  6. After the Council review, a designated member of either TAB or Council, or the Secretariat will get back to the WG chairs with any comments or revisions, and information on who will work with the group on those. The chairs then post a revised version of the Case Statement on the case statement page.
  7. TAB and/or Council will review the Case Statement again. If Council perceives reasonable community consistence and clear needs, deliverables, and beneficiaries, they formally recognize the group.

 

Working Groups are expected to deliver their outputs after 12-18 months. For more information on what  WG Outputs look like, please refer to the Working Group Outputs page.

The outcomes of recognized Working Groups, especially their Recommendations, are strongly promoted by Council, the OAB, the TAB, the Secretariat, and the RDA Membership at large. We work hard to encourage research agencies, industry, and academia to adopt the products of RDA Working Groups.

Closing out a Working Group

After a Working group has delivered its outputs, the group will need to choose one of the following options: 
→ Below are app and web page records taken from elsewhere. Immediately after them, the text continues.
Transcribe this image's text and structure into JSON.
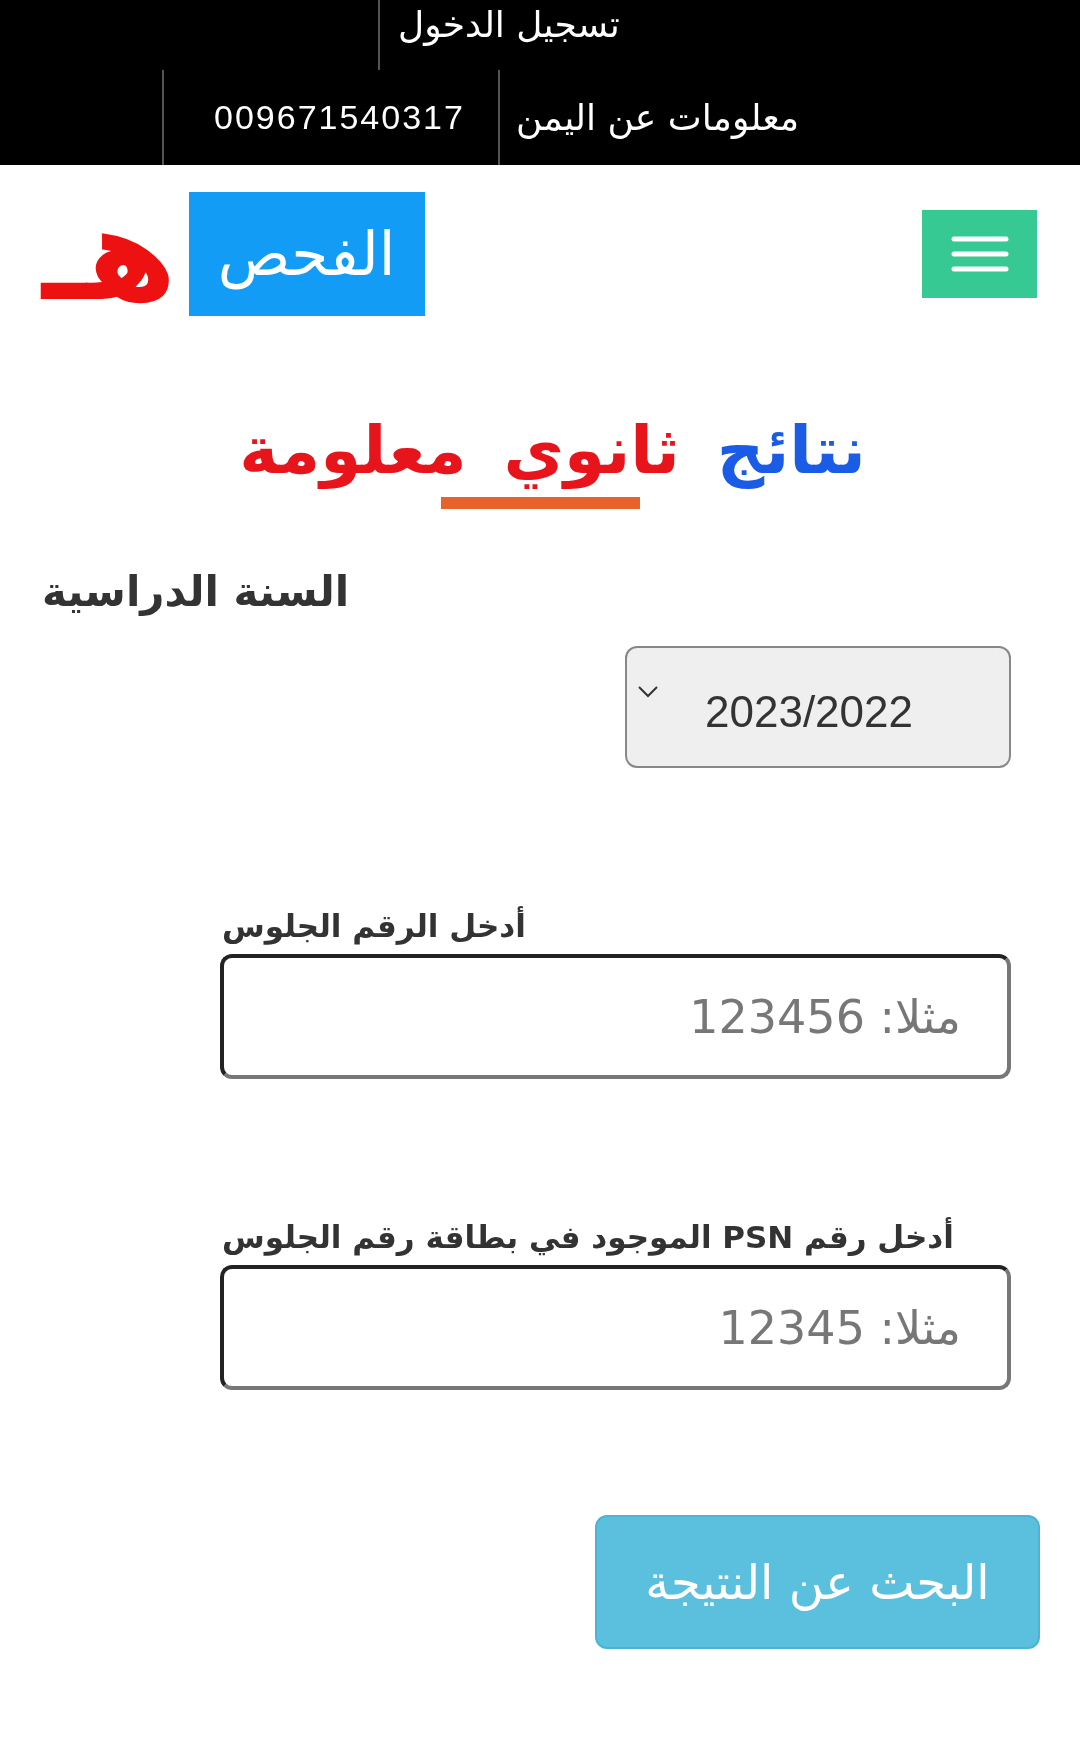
{
  "top_bar": {
    "login_link": "تسجيل الدخول",
    "phone": "009671540317",
    "info_link": "معلومات عن اليمن"
  },
  "header": {
    "logo_mark": "هـ",
    "logo_text": "الفحص"
  },
  "title": [
    {
      "text": "نتائج",
      "color": "#1a5ce6"
    },
    {
      "text": "ثانوي معلومة",
      "color": "#e8141c"
    }
  ],
  "year": {
    "label": "السنة الدراسية",
    "value": "2023/2022"
  },
  "fields": [
    {
      "label": "أدخل الرقم الجلوس",
      "placeholder": "مثلا: 123456"
    },
    {
      "label": "أدخل رقم PSN الموجود في بطاقة رقم الجلوس",
      "placeholder": "مثلا: 12345"
    }
  ],
  "submit": {
    "label": "البحث عن النتيجة"
  }
}
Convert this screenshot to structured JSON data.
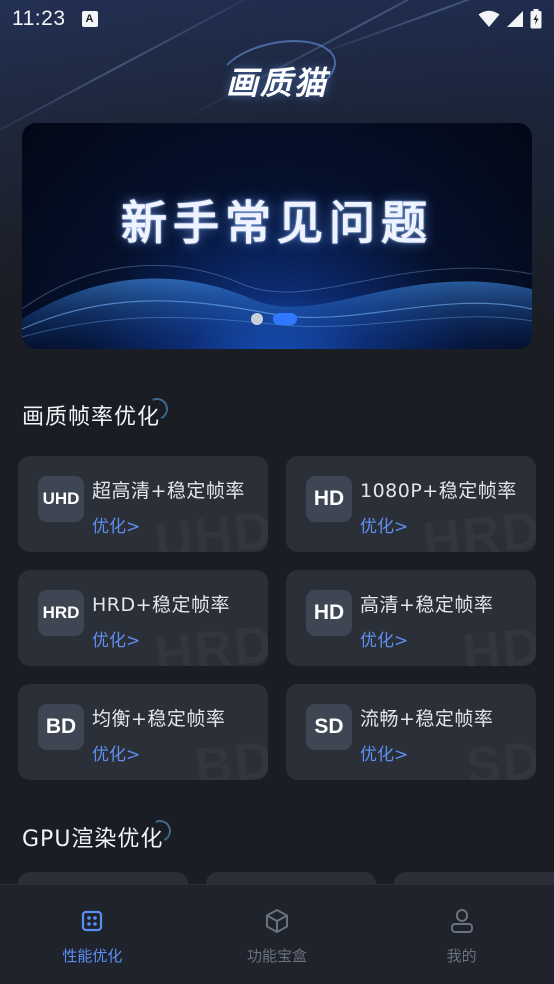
{
  "status_bar": {
    "time": "11:23",
    "notification_glyph": "A"
  },
  "app": {
    "logo_text": "画质猫"
  },
  "banner": {
    "title": "新手常见问题",
    "slide_count": 2,
    "active_slide": 2
  },
  "sections": {
    "frame_rate": {
      "title": "画质帧率优化",
      "cards": [
        {
          "badge": "UHD",
          "title": "超高清+稳定帧率",
          "action": "优化>",
          "watermark": "UHD"
        },
        {
          "badge": "HD",
          "title": "1080P+稳定帧率",
          "action": "优化>",
          "watermark": "HRD"
        },
        {
          "badge": "HRD",
          "title": "HRD+稳定帧率",
          "action": "优化>",
          "watermark": "HRD"
        },
        {
          "badge": "HD",
          "title": "高清+稳定帧率",
          "action": "优化>",
          "watermark": "HD"
        },
        {
          "badge": "BD",
          "title": "均衡+稳定帧率",
          "action": "优化>",
          "watermark": "BD"
        },
        {
          "badge": "SD",
          "title": "流畅+稳定帧率",
          "action": "优化>",
          "watermark": "SD"
        }
      ]
    },
    "gpu": {
      "title": "GPU渲染优化"
    }
  },
  "bottom_nav": {
    "items": [
      {
        "label": "性能优化",
        "icon": "dice-icon",
        "active": true
      },
      {
        "label": "功能宝盒",
        "icon": "cube-box-icon",
        "active": false
      },
      {
        "label": "我的",
        "icon": "person-icon",
        "active": false
      }
    ]
  },
  "colors": {
    "background": "#1a1d24",
    "card": "#2a2f38",
    "accent": "#5b8ef5",
    "inactive": "#6b717d"
  }
}
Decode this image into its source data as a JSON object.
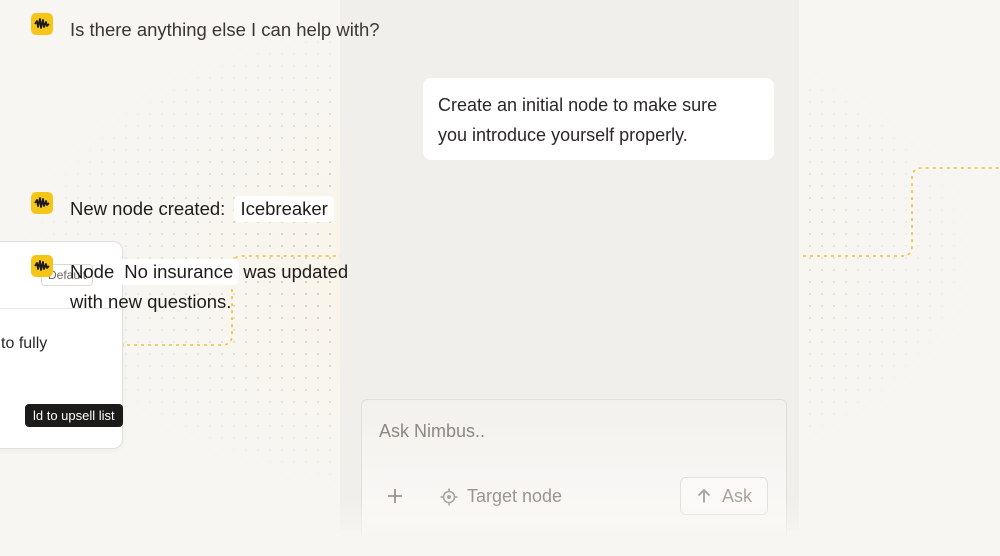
{
  "node_card": {
    "badge": "Default",
    "text": "ough to fully",
    "tag": "ld to upsell list"
  },
  "chat": {
    "messages": [
      {
        "role": "assistant",
        "text": "Is there anything else I can help with?"
      },
      {
        "role": "user",
        "line1": "Create an initial node to make sure",
        "line2": "you introduce yourself properly."
      },
      {
        "role": "assistant",
        "prefix": "New node created:",
        "chip": "Icebreaker"
      },
      {
        "role": "assistant",
        "prefix": "Node",
        "chip": "No insurance",
        "suffix": "was updated",
        "line2": "with new questions."
      }
    ]
  },
  "input": {
    "placeholder": "Ask Nimbus..",
    "target_label": "Target node",
    "ask_label": "Ask"
  },
  "colors": {
    "accent": "#f5c518",
    "connector": "#f0c238",
    "background": "#f8f6f2"
  },
  "icons": [
    "nimbus-logo-icon",
    "plus-icon",
    "target-icon",
    "arrow-up-icon"
  ]
}
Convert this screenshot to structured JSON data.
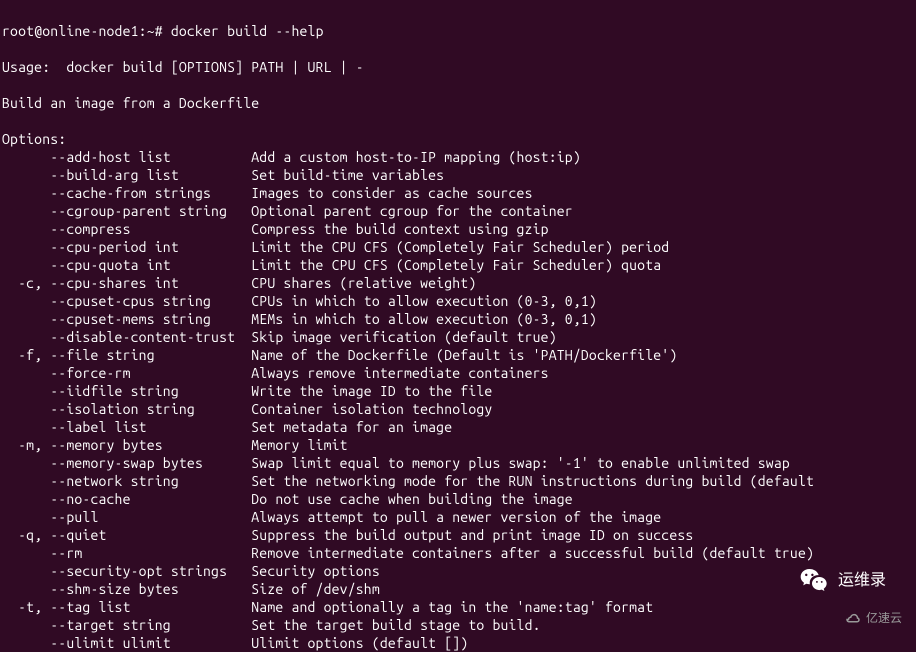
{
  "prompt": "root@online-node1:~# ",
  "command": "docker build --help",
  "usage_label": "Usage:  ",
  "usage": "docker build [OPTIONS] PATH | URL | -",
  "description": "Build an image from a Dockerfile",
  "options_header": "Options:",
  "options": [
    {
      "short": "  ",
      "flag": "      --add-host list          ",
      "desc": "Add a custom host-to-IP mapping (host:ip)"
    },
    {
      "short": "  ",
      "flag": "      --build-arg list         ",
      "desc": "Set build-time variables"
    },
    {
      "short": "  ",
      "flag": "      --cache-from strings     ",
      "desc": "Images to consider as cache sources"
    },
    {
      "short": "  ",
      "flag": "      --cgroup-parent string   ",
      "desc": "Optional parent cgroup for the container"
    },
    {
      "short": "  ",
      "flag": "      --compress               ",
      "desc": "Compress the build context using gzip"
    },
    {
      "short": "  ",
      "flag": "      --cpu-period int         ",
      "desc": "Limit the CPU CFS (Completely Fair Scheduler) period"
    },
    {
      "short": "  ",
      "flag": "      --cpu-quota int          ",
      "desc": "Limit the CPU CFS (Completely Fair Scheduler) quota"
    },
    {
      "short": "  ",
      "flag": "  -c, --cpu-shares int         ",
      "desc": "CPU shares (relative weight)"
    },
    {
      "short": "  ",
      "flag": "      --cpuset-cpus string     ",
      "desc": "CPUs in which to allow execution (0-3, 0,1)"
    },
    {
      "short": "  ",
      "flag": "      --cpuset-mems string     ",
      "desc": "MEMs in which to allow execution (0-3, 0,1)"
    },
    {
      "short": "  ",
      "flag": "      --disable-content-trust  ",
      "desc": "Skip image verification (default true)"
    },
    {
      "short": "  ",
      "flag": "  -f, --file string            ",
      "desc": "Name of the Dockerfile (Default is 'PATH/Dockerfile')"
    },
    {
      "short": "  ",
      "flag": "      --force-rm               ",
      "desc": "Always remove intermediate containers"
    },
    {
      "short": "  ",
      "flag": "      --iidfile string         ",
      "desc": "Write the image ID to the file"
    },
    {
      "short": "  ",
      "flag": "      --isolation string       ",
      "desc": "Container isolation technology"
    },
    {
      "short": "  ",
      "flag": "      --label list             ",
      "desc": "Set metadata for an image"
    },
    {
      "short": "  ",
      "flag": "  -m, --memory bytes           ",
      "desc": "Memory limit"
    },
    {
      "short": "  ",
      "flag": "      --memory-swap bytes      ",
      "desc": "Swap limit equal to memory plus swap: '-1' to enable unlimited swap"
    },
    {
      "short": "  ",
      "flag": "      --network string         ",
      "desc": "Set the networking mode for the RUN instructions during build (default"
    },
    {
      "short": "  ",
      "flag": "      --no-cache               ",
      "desc": "Do not use cache when building the image"
    },
    {
      "short": "  ",
      "flag": "      --pull                   ",
      "desc": "Always attempt to pull a newer version of the image"
    },
    {
      "short": "  ",
      "flag": "  -q, --quiet                  ",
      "desc": "Suppress the build output and print image ID on success"
    },
    {
      "short": "  ",
      "flag": "      --rm                     ",
      "desc": "Remove intermediate containers after a successful build (default true)"
    },
    {
      "short": "  ",
      "flag": "      --security-opt strings   ",
      "desc": "Security options"
    },
    {
      "short": "  ",
      "flag": "      --shm-size bytes         ",
      "desc": "Size of /dev/shm"
    },
    {
      "short": "  ",
      "flag": "  -t, --tag list               ",
      "desc": "Name and optionally a tag in the 'name:tag' format"
    },
    {
      "short": "  ",
      "flag": "      --target string          ",
      "desc": "Set the target build stage to build."
    },
    {
      "short": "  ",
      "flag": "      --ulimit ulimit          ",
      "desc": "Ulimit options (default [])"
    }
  ],
  "wechat_label": "运维录",
  "yisu_label": "亿速云"
}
a) The Working Group finishes and disbands, and is now listed under "Historical Groups". The group is expected prior to disbanding to ensure its Recommendation(s) will be dealt with as per its maintenance plan. This might involve passing responsibility to a specific organisation or another WG/IG.

b) The Working Group enters maintenance phase, with the purpose of managing the maintenance activities and supporting the adopters of the original Recommendation. In this case, there is no review at the start of the group. The WG simply states it wishes to become a Maintenance Group.

c) The Working Group starts a new WG to produce a new version or significant update of the recommendation, or to tackle additional work to e.g. cover more use cases. In this case, there is a light-weight review consisting of  a community review, the OAB is invited to comment, and finally there are quick yes/no decisions by TAB and Council.

d) The Working Group starts a new IG to serve as a platform for communication and coordination around the WG's topic. In this case, the review also consists of a community review, the OAB is invited to comment, and finally there are quick yes/no decisions by TAB and Council.

For more information, please refer to: